“We explained to the man what had happened and that he was found banging on someone’s door at 2 am. The man was very upset at disturbing people and apologized profusely explaining that he was having problems regulating his sugar levels.
He lived not too far away and thought he was banging on the door of where he lived trying to get in.” An ambulance later took the man to a local hospital for further treatment.
The men of Shmira gave kudos to Police Officers Quinones and Rosenberger for the time and sensitively they put into the call. Shmira’s being there for Crown Heights 24 hours a day is what really saved the day.
The Crown Heights Shmira formed in 1968 as it changed its name from the
famous “Maccabees” formed by Rabbi Shmuel Shraga in 1963.
Originally formed as a multi-ethnic patrol, it quickly caught media attention and was the inspiration for the famous “Guardian Angels”.
The controversial new patrol was the catalyst for New York City to change its policies about cutting police out of its budget. Budget cuts that seriously hampered police abilities to properly patrol city streets.
The lack of a police presence caused serious crime waves across New York City.
Crime that was swept under the rug of administration after administration who called it: “Racial Tension” to avoid hiring more police.
With the proven effectiveness of Rabbi Shmuel Shraga’s Maccabees came the truth: the city was simply being cheap at the expense of city residents.

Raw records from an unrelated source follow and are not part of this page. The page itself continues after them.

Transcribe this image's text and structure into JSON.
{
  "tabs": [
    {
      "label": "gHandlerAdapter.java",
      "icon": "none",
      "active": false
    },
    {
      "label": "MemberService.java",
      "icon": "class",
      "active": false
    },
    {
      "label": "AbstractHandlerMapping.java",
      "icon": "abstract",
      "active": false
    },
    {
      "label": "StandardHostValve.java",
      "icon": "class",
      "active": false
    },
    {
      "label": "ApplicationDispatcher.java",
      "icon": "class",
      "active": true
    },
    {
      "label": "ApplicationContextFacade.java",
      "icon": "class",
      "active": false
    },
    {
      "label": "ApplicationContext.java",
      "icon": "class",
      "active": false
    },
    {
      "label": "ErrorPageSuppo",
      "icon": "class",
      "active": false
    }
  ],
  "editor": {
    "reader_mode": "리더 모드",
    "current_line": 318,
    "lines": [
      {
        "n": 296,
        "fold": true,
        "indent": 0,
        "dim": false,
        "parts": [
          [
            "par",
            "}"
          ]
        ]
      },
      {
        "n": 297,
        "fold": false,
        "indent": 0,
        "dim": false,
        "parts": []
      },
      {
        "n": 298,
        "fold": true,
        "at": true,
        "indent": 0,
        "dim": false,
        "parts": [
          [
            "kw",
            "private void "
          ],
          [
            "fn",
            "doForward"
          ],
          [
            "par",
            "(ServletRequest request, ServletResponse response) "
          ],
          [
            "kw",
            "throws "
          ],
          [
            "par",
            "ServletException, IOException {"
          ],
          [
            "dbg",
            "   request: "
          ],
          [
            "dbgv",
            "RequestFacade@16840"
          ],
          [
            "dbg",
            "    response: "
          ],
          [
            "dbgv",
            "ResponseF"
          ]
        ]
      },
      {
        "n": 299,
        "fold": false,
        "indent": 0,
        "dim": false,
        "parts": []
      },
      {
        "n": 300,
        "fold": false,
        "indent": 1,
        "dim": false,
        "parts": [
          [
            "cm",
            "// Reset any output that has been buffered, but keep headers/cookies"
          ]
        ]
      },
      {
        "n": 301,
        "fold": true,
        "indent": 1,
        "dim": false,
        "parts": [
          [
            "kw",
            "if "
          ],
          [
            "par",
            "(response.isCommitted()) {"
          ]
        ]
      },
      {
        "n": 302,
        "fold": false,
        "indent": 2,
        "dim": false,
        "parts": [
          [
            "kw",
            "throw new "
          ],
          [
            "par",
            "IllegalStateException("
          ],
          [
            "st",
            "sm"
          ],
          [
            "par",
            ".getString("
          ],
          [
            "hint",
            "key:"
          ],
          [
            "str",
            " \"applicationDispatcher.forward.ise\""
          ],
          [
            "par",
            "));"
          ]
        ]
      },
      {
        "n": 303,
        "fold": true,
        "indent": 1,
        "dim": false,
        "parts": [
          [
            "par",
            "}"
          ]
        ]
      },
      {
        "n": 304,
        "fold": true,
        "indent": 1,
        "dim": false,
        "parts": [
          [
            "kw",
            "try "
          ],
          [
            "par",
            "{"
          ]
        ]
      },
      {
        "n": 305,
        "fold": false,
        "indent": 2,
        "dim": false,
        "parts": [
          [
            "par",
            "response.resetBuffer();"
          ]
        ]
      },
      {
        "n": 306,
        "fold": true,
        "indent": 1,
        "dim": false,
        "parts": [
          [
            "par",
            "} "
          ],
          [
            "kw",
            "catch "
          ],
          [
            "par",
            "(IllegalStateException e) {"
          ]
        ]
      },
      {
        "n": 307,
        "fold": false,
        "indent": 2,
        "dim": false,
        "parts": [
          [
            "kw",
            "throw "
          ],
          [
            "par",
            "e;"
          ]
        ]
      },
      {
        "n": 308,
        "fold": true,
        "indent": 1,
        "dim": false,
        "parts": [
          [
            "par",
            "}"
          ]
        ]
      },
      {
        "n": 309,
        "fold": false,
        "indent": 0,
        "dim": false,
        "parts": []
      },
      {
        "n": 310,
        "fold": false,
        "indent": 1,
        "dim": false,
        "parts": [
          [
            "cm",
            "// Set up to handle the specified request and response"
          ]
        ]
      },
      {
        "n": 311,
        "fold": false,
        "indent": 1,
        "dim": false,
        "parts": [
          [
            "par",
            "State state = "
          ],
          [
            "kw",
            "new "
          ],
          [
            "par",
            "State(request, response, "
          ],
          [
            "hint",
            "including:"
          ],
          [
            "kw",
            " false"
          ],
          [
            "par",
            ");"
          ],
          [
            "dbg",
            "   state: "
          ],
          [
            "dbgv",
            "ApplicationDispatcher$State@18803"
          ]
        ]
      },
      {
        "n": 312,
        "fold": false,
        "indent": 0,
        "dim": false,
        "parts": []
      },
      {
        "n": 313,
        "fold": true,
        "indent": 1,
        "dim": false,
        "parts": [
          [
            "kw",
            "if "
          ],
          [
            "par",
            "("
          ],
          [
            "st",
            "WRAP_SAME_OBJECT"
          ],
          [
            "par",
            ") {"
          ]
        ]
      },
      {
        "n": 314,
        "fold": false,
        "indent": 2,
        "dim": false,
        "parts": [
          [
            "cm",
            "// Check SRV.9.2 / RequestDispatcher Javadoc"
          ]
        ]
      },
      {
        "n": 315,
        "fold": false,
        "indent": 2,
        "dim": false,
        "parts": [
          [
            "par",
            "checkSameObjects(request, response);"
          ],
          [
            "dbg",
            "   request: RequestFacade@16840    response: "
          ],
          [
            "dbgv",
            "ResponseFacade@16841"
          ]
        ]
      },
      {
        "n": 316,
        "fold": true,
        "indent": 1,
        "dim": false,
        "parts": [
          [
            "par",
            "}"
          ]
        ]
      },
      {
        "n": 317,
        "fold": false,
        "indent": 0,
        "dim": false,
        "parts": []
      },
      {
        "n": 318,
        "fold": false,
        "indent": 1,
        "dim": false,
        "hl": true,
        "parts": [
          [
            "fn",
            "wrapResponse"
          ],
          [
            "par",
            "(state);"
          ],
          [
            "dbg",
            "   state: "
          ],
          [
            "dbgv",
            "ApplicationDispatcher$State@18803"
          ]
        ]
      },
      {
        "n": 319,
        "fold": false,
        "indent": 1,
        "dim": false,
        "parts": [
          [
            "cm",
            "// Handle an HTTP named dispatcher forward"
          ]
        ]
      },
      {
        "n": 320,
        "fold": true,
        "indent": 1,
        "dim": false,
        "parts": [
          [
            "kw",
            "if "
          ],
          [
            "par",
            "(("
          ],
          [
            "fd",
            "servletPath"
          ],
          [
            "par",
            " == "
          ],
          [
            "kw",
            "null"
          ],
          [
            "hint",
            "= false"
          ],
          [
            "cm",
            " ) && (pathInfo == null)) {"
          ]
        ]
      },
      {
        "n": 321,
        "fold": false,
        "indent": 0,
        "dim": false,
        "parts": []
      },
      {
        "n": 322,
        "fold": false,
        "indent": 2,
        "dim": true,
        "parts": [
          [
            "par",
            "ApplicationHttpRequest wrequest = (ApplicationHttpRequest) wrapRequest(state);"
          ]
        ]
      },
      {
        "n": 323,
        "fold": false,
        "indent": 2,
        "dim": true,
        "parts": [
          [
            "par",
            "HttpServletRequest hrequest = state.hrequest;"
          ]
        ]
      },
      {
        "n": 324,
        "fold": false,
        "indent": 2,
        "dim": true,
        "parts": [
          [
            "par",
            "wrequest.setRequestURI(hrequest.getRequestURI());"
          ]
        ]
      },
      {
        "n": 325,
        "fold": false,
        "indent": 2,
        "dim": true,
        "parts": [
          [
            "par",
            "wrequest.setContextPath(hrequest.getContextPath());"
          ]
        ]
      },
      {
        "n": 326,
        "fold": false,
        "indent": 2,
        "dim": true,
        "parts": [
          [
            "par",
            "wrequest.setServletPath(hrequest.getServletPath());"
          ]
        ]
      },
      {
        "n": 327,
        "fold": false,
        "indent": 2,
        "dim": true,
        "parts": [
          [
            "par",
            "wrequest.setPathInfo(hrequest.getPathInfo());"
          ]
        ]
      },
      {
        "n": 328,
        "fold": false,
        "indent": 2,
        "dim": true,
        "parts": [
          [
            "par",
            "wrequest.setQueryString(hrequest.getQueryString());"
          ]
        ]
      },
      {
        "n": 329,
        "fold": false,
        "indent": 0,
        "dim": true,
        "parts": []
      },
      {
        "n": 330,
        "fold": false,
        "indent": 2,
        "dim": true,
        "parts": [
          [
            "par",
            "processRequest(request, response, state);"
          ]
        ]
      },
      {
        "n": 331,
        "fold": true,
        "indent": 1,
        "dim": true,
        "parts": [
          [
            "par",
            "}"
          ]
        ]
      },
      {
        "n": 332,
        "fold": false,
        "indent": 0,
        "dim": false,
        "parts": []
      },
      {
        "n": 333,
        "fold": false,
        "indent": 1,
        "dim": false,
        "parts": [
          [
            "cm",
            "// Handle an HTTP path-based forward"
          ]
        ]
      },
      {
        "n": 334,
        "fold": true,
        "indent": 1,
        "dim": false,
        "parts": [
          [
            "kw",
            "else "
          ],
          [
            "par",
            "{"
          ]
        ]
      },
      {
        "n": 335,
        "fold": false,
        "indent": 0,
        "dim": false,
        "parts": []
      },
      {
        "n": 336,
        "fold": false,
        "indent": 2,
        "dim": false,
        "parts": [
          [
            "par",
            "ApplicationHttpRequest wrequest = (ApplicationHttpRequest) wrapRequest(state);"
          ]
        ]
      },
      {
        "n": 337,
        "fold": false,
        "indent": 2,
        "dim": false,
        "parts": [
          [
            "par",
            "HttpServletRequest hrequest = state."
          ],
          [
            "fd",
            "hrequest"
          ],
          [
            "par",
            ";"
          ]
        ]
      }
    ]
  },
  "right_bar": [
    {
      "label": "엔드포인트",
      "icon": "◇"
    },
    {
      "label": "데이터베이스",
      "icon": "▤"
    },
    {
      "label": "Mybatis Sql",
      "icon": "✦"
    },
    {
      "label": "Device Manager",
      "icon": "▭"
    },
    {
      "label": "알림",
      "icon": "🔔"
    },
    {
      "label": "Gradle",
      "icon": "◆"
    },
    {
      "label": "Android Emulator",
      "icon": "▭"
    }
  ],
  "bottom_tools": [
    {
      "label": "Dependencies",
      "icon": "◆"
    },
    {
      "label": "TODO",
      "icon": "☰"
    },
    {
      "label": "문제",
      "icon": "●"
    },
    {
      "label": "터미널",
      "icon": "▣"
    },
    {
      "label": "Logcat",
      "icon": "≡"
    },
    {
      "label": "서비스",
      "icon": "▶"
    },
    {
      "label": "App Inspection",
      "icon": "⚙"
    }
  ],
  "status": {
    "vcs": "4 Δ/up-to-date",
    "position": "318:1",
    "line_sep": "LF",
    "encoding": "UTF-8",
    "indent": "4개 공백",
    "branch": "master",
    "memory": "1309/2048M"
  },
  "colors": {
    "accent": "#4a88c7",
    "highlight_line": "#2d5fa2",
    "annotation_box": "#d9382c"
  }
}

The advent of the Crown Heights Maccabees resulted in increased police protection as New Yorkers enraged over increased crime, demanded increased police protection. Other neighborhoods simply followed the Maccabees approach and formed their own neighborhood patrols.
This caused embarrassed city officials to hire more police to counter the bad media they were getting on the subject.
In 1964, Discovery Channel aired a full-length story on Television, which forced the issue into the public eye.
Click Here for VideoToday, Crown Heights Shmira is still a very much active patrol, their dedication to provide the diverse multi-ethnic neighborhood of Crown Heights with visible protection has not changed.
Today, the city recognizes their good work and in fact they enjoy a long-standing positive relationship with local police.
To see more on their ongoing activities or to join or donate go to: www.chshmira.org.